Current events -- again!
**The FDA has asked Pfizer to pull Bextra off the market. Bextra is a COX-2 inhibitor, like Vioxx (remember Vioxx?). The problem, according to the FDA, is that Bextra has a raft of serious side effects (like Vioxx), including cardiovascular problems, stroke, and "a potentially life-threatening skin condition called Stevens-Johnson syndrome, an allergic reaction that usually begins as a blistering of the mouth and lips and can spread to the rest of the body." And, for all the risks, it has no added advantages as a painkiller.
I don't know for sure that the research that brought Bextra to market tested it against a placebo instead of against other well-characterized painkillers ... but it wouldn't surprise me.
**Stephen Johnson, President Bush's choice to head the EPA may have his nomination blocked owing to ethical concerns about an EPA study he oversaw about children and pesticides. While the study has been suspended, it has not been cancelled. The idea of the study was to identify families who used pesticides and monitor the children of these families to see if the family pesticide use was having any effects on the kids. The problem? In recruiting families for the study -- mostly low-income families -- the EPA did not make it sufficiently clear that they were only looking to study families already using pesticides in the home. Plus, they offered about $900 and a free camcorder for participation. ("Hey honey, if we spray for roaches we can get some cash!") And, in recruiting families with babies as young as 3 months, it's not clear that the researchers provided potential participants with the information that is known about potential effects of pesticide exposure in babies and children.
Free and fully informed consent, anyone?
Oh, and it happens that the American Chemistry Council (an industry group) provided funding for the study in question. Not that that necessarily means there would be a conflict of interest ... but it could color the kind of information about pesticides being offered to potential participants in the study.
And speaking of conflicts of interest ...
**Due at least in part to the threatened departure of some prominent scientists, the NIH may relax its rules on conflicts of interest. The current rules prevent NIH administrators and scientists from holding lucrative consulting contracts with drug companies. They also require that NIH administrators and scientists divest themselves of stocks in biomedical companies and put real restrictions on consulting and other "work for hire" that academic scientists frequently do for extra income. But concerns have been raised over whether these strict rules will make it difficult to attract and retain talented researchers at the NIH. Further, the argument has been advanced that these protections against outside influence are more important for administrators than for research scientists. (Research scientists are pure of heart, after all.)

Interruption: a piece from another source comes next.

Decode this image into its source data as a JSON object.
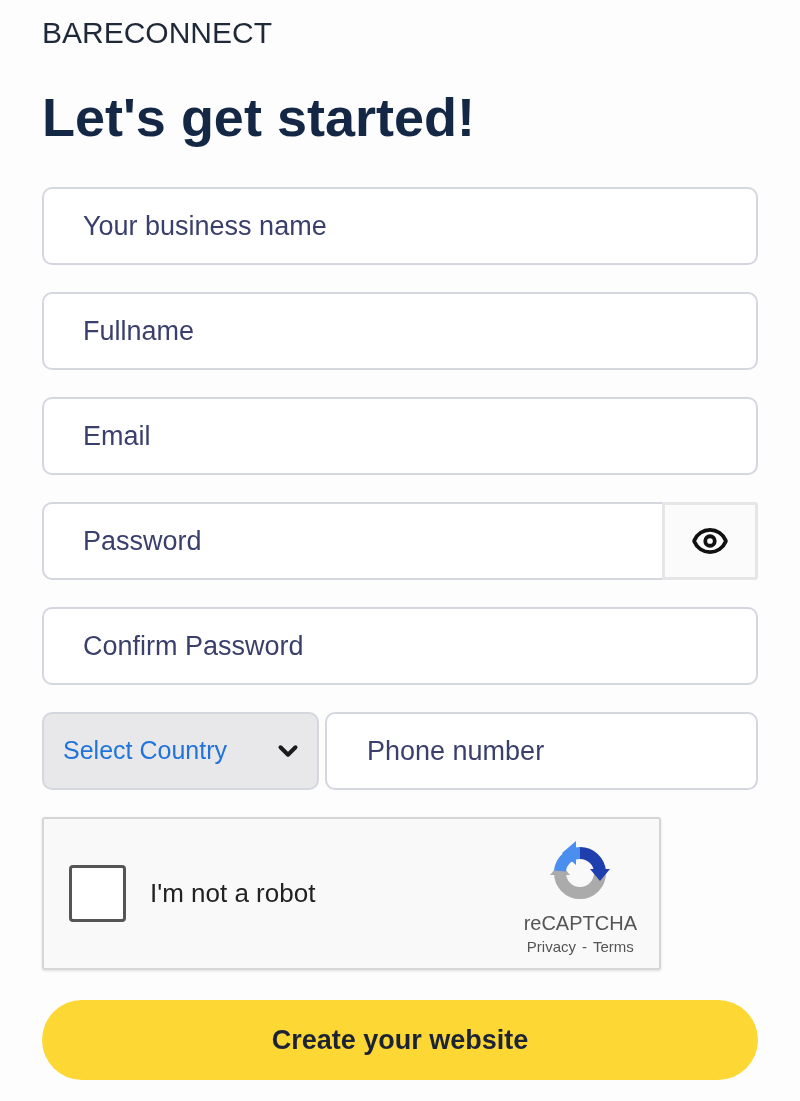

Now, I'm the last person who's going to tell you that researchers working for the government (or for public universities) are well-compensated. And the government does not have the buckets of money sitting around that is did in rosier economic times. But might there not still be reason to believe that consulting contracts with, or stock holdings in, private drug companies could have some influence on what the scientists see in their data?
Stay tuned for more updates from the world out there ...